- Rex didn’t say what the Board going to do to fix the significant problem of the GM’s excessive salary.
No Recommendation on the Restaurant
“The SCA Board earlier this year directed the GM to make a restaurant space recommendation to the Board.”
Actually, when the restaurant was discussed at various Board meetings, Rex reported that in her last year performance evaluation, the Board instructed her to have the recommendation completed by this December. A rejected 6/22/17 information request was fulfilled by the attorney through the Ombudsman on 9/13/17, in which was the actual wording of the performance expectation about the restaurant:
“2017 GM Criteria for Bonus Consideration

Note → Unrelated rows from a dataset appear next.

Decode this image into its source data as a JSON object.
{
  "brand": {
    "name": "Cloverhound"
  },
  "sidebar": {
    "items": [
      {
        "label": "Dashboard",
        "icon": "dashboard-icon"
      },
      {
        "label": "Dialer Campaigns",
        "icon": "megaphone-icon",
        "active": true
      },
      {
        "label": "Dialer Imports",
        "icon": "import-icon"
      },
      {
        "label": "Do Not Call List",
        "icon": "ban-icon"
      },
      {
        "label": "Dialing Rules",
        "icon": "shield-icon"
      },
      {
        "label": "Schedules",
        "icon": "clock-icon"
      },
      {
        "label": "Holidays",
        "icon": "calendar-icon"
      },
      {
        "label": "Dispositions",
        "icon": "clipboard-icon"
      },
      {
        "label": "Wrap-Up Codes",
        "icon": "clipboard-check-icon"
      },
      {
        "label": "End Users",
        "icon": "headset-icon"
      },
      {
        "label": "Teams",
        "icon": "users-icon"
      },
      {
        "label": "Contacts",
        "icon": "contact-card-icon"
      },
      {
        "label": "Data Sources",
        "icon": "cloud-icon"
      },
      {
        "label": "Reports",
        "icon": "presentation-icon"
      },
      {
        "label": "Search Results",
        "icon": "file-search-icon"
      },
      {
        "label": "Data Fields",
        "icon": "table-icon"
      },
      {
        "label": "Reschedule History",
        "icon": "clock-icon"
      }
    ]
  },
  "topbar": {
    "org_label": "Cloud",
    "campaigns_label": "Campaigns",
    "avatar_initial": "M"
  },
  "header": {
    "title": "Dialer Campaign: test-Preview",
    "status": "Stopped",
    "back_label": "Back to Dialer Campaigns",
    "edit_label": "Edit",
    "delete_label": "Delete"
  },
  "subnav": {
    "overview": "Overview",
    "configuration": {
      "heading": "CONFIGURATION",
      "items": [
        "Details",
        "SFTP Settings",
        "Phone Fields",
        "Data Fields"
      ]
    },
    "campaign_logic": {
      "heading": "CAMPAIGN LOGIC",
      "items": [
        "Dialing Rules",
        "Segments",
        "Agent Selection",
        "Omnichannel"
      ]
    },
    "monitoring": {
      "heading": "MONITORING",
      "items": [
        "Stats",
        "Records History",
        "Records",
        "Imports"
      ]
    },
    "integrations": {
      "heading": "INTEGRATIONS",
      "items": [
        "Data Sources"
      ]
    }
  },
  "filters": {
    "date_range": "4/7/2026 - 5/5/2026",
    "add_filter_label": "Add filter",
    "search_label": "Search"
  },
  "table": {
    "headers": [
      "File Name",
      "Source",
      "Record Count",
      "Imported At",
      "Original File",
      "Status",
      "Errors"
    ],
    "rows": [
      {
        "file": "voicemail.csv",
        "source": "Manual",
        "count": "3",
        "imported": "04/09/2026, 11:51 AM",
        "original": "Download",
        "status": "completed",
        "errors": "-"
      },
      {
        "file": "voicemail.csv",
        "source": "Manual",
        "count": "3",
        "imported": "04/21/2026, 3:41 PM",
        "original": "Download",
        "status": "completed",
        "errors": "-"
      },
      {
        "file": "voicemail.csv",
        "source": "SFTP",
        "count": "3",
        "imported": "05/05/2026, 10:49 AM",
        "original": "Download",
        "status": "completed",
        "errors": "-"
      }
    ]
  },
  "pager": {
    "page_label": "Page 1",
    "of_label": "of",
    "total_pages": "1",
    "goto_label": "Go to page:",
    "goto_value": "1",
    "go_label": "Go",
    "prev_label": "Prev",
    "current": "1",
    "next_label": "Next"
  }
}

Prepare a recommendation for the use of the restaurant space. The recommendation should result from a detailed analysis of the possible uses of the space. If not used as a restaurant, the analysis will include costs for each option to include those costs associated with the modification of the space.”
I have argued for the past six months that allowing the GM a year to come up with just a recommendation is an extremely low standard, particularly since the CC&Rs require the continuous operation of the restaurant without the written authorization of 75% of the owners to close it. Is it too much to hope that the Board will hold her accountable for not having accomplished ANY “detailed analysis of the possible uses of the space”. After she refused to consider any analysis I submitted or let me see anything she was working on, I certainly don’t want to see her getting a bonus if Tom Nissen or Forrest Quinn whip something up for her.

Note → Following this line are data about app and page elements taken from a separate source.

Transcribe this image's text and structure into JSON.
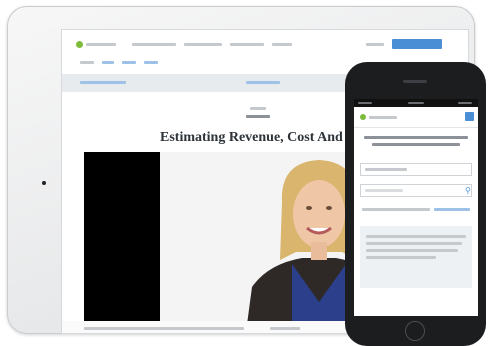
{
  "lesson": {
    "title": "Estimating Revenue, Cost And Profit"
  },
  "colors": {
    "accent": "#4a8fd6",
    "brand": "#7dbb3a"
  },
  "icons": {
    "search": "search-icon",
    "menu": "menu-icon"
  }
}
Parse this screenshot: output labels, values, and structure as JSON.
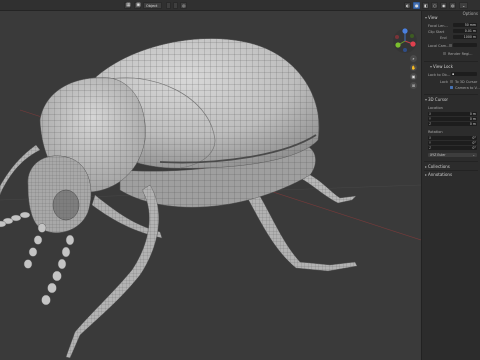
{
  "header": {
    "mode_label": "Object",
    "tab_label": "Options"
  },
  "viewport": {
    "gizmo": {
      "x": "X",
      "y": "Y",
      "z": "Z"
    },
    "subject": "beetle wireframe sculpt"
  },
  "sidebar": {
    "tabs": [
      "Item",
      "Tool",
      "View"
    ],
    "view_panel": {
      "title": "View",
      "focal_length": {
        "label": "Focal Len...",
        "value": "50 mm"
      },
      "clip_start": {
        "label": "Clip Start",
        "value": "0.01 m"
      },
      "clip_end": {
        "label": "End",
        "value": "1000 m"
      },
      "local_camera": {
        "label": "Local Cam...",
        "value": ""
      },
      "render_region": {
        "label": "Render Regi...",
        "checked": false
      }
    },
    "view_lock": {
      "title": "View Lock",
      "lock_to_object": {
        "label": "Lock to Ob...",
        "value": ""
      },
      "lock": {
        "label": "Lock",
        "option1": "To 3D Cursor",
        "option2": "Camera to V..."
      }
    },
    "cursor_panel": {
      "title": "3D Cursor",
      "location": {
        "label": "Location",
        "rows": [
          {
            "axis": "X",
            "value": "0 m"
          },
          {
            "axis": "Y",
            "value": "0 m"
          },
          {
            "axis": "Z",
            "value": "0 m"
          }
        ]
      },
      "rotation": {
        "label": "Rotation",
        "rows": [
          {
            "axis": "X",
            "value": "0°"
          },
          {
            "axis": "Y",
            "value": "0°"
          },
          {
            "axis": "Z",
            "value": "0°"
          }
        ]
      },
      "mode": "XYZ Euler"
    },
    "collections": {
      "title": "Collections"
    },
    "annotations": {
      "title": "Annotations"
    }
  }
}
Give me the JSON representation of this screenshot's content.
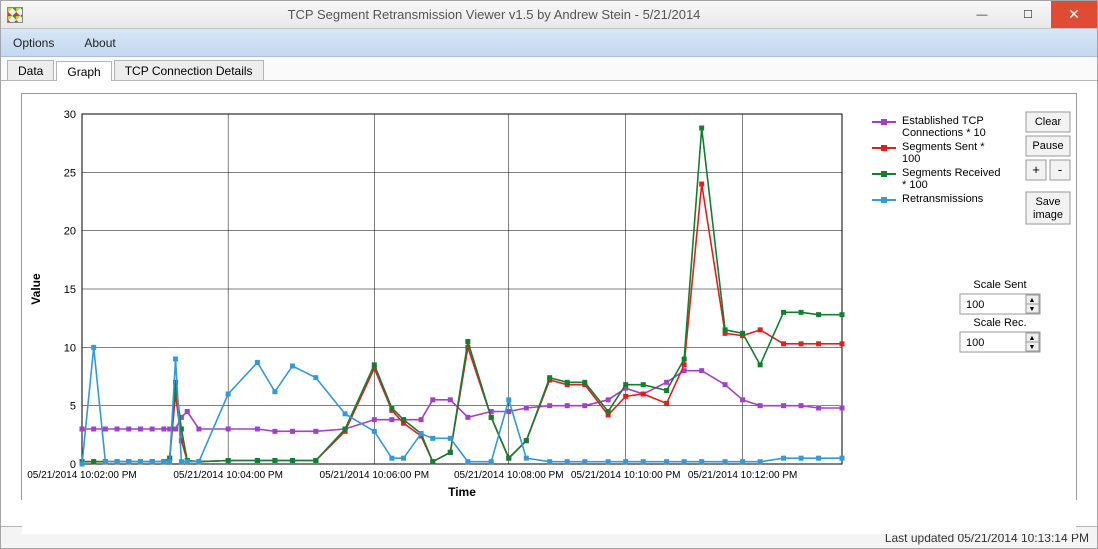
{
  "window": {
    "title": "TCP Segment Retransmission Viewer v1.5 by Andrew Stein - 5/21/2014"
  },
  "menubar": {
    "options": "Options",
    "about": "About"
  },
  "tabs": {
    "data": "Data",
    "graph": "Graph",
    "details": "TCP Connection Details"
  },
  "buttons": {
    "clear": "Clear",
    "pause": "Pause",
    "plus": "+",
    "minus": "-",
    "save": "Save image"
  },
  "scale": {
    "sent_label": "Scale Sent",
    "sent_value": "100",
    "rec_label": "Scale Rec.",
    "rec_value": "100"
  },
  "status": {
    "text": "Last updated 05/21/2014 10:13:14 PM"
  },
  "chart_data": {
    "type": "line",
    "xlabel": "Time",
    "ylabel": "Value",
    "ylim": [
      0,
      30
    ],
    "x_ticks": [
      "05/21/2014 10:02:00 PM",
      "05/21/2014 10:04:00 PM",
      "05/21/2014 10:06:00 PM",
      "05/21/2014 10:08:00 PM",
      "05/21/2014 10:10:00 PM",
      "05/21/2014 10:12:00 PM"
    ],
    "x": [
      0,
      0.2,
      0.4,
      0.6,
      0.8,
      1.0,
      1.2,
      1.4,
      1.5,
      1.6,
      1.7,
      1.8,
      2.0,
      2.5,
      3.0,
      3.3,
      3.6,
      4.0,
      4.5,
      5.0,
      5.3,
      5.5,
      5.8,
      6.0,
      6.3,
      6.6,
      7.0,
      7.3,
      7.6,
      8.0,
      8.3,
      8.6,
      9.0,
      9.3,
      9.6,
      10.0,
      10.3,
      10.6,
      11.0,
      11.3,
      11.6,
      12.0,
      12.3,
      12.6,
      13.0
    ],
    "legend": {
      "established": "Established TCP Connections * 10",
      "sent": "Segments Sent * 100",
      "received": "Segments Received * 100",
      "retrans": "Retransmissions"
    },
    "series": [
      {
        "name": "Established TCP Connections * 10",
        "color": "#a040d0",
        "values": [
          3,
          3,
          3,
          3,
          3,
          3,
          3,
          3,
          3,
          3,
          4,
          4.5,
          3,
          3,
          3,
          2.8,
          2.8,
          2.8,
          3,
          3.8,
          3.8,
          3.8,
          3.8,
          5.5,
          5.5,
          4,
          4.5,
          4.5,
          4.8,
          5,
          5,
          5,
          5.5,
          6.5,
          6,
          7,
          8,
          8,
          6.8,
          5.5,
          5,
          5,
          5,
          4.8,
          4.8
        ]
      },
      {
        "name": "Segments Sent * 100",
        "color": "#e02020",
        "values": [
          0.2,
          0.2,
          0.2,
          0.2,
          0.2,
          0.2,
          0.2,
          0.2,
          0.5,
          6,
          2,
          0.3,
          0.2,
          0.3,
          0.3,
          0.3,
          0.3,
          0.3,
          2.8,
          8.2,
          4.6,
          3.5,
          2.4,
          0.2,
          1,
          10,
          4,
          0.5,
          2,
          7.2,
          6.8,
          6.8,
          4.2,
          5.8,
          6,
          5.2,
          8.5,
          24,
          11.2,
          11,
          11.5,
          10.3,
          10.3,
          10.3,
          10.3
        ]
      },
      {
        "name": "Segments Received * 100",
        "color": "#108030",
        "values": [
          0.2,
          0.2,
          0.2,
          0.2,
          0.2,
          0.2,
          0.2,
          0.2,
          0.5,
          7,
          3,
          0.3,
          0.2,
          0.3,
          0.3,
          0.3,
          0.3,
          0.3,
          3,
          8.5,
          4.8,
          3.8,
          2.6,
          0.2,
          1,
          10.5,
          4,
          0.5,
          2,
          7.4,
          7,
          7,
          4.5,
          6.8,
          6.8,
          6.3,
          9,
          28.8,
          11.5,
          11.2,
          8.5,
          13,
          13,
          12.8,
          12.8
        ]
      },
      {
        "name": "Retransmissions",
        "color": "#3399dd",
        "values": [
          0,
          10,
          0.2,
          0.2,
          0.2,
          0.2,
          0.2,
          0.2,
          0.2,
          9,
          0.2,
          0.2,
          0.2,
          6,
          8.7,
          6.2,
          8.4,
          7.4,
          4.3,
          2.8,
          0.5,
          0.5,
          2.6,
          2.2,
          2.2,
          0.2,
          0.2,
          5.5,
          0.5,
          0.2,
          0.2,
          0.2,
          0.2,
          0.2,
          0.2,
          0.2,
          0.2,
          0.2,
          0.2,
          0.2,
          0.2,
          0.5,
          0.5,
          0.5,
          0.5
        ]
      }
    ]
  }
}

Most recently the Board asked that I send RFPs to restaurant consultants to produce an opinion on the restaurant option. Some directors were reluctant to proceed without a definitive expert opinion on the viability of another restaurant at our location. And if viable, in what likely format.

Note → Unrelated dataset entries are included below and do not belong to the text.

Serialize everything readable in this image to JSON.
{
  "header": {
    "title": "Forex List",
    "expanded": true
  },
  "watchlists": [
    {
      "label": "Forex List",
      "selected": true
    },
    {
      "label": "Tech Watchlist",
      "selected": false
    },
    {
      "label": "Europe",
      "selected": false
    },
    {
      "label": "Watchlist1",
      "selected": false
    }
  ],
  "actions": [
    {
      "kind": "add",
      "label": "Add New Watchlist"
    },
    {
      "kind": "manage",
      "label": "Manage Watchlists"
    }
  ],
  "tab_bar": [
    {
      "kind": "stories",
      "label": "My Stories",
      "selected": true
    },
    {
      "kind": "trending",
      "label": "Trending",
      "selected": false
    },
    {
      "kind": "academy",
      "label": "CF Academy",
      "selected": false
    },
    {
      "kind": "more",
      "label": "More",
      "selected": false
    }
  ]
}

Really? When did the Board ask her to get a consultant? I remember objecting to her reporting that she was going to do it because a) there was no money budgeted for that purpose, and b) she is costing homeowners over $300,000/year in salary and benefits, she ought to have the skills to put together a competent analysis. Also, why is she holding back because “some directors were reluctant to proceed”? Why isn’t she dealing with the Board as a whole and treating all directors equally?
On January 25, the GM will recommend to the Board whether SCAshould have a restaurant or repurpose the space.
“That recommendation only awaits one clarifying legal point connected with repurposing the space.”
SCA already has a legal opinion about owners getting an opportunity to vote if they don’t like what the Board wants to change it to, IF 10% petition for it. I’m mystified about why the attorney has to be brought in over and over. I’m also surprised that this important sentence is on the audio, but was left out of the written version of the GM’s report that David Berman posted.
In the interim, I will also prepare an RFP for possible restaurant tenant response. Then the Board will have all the information needed to concur or disagree with whichever recommendation I make.
I don’t know if you noticed, but the recommendation I made six months to have a local commercial broker specializing in restaurants, bars and gaming handle the process was ignored even though the GM’s approach is doomed to be a repeat of past failures. There needs to be an independent expert to develop a lease that is fair to, and protects, both parties, allows a vendor to deliver a product the residents want, and keeps the GM’s and the Board’s fingers out of the pie.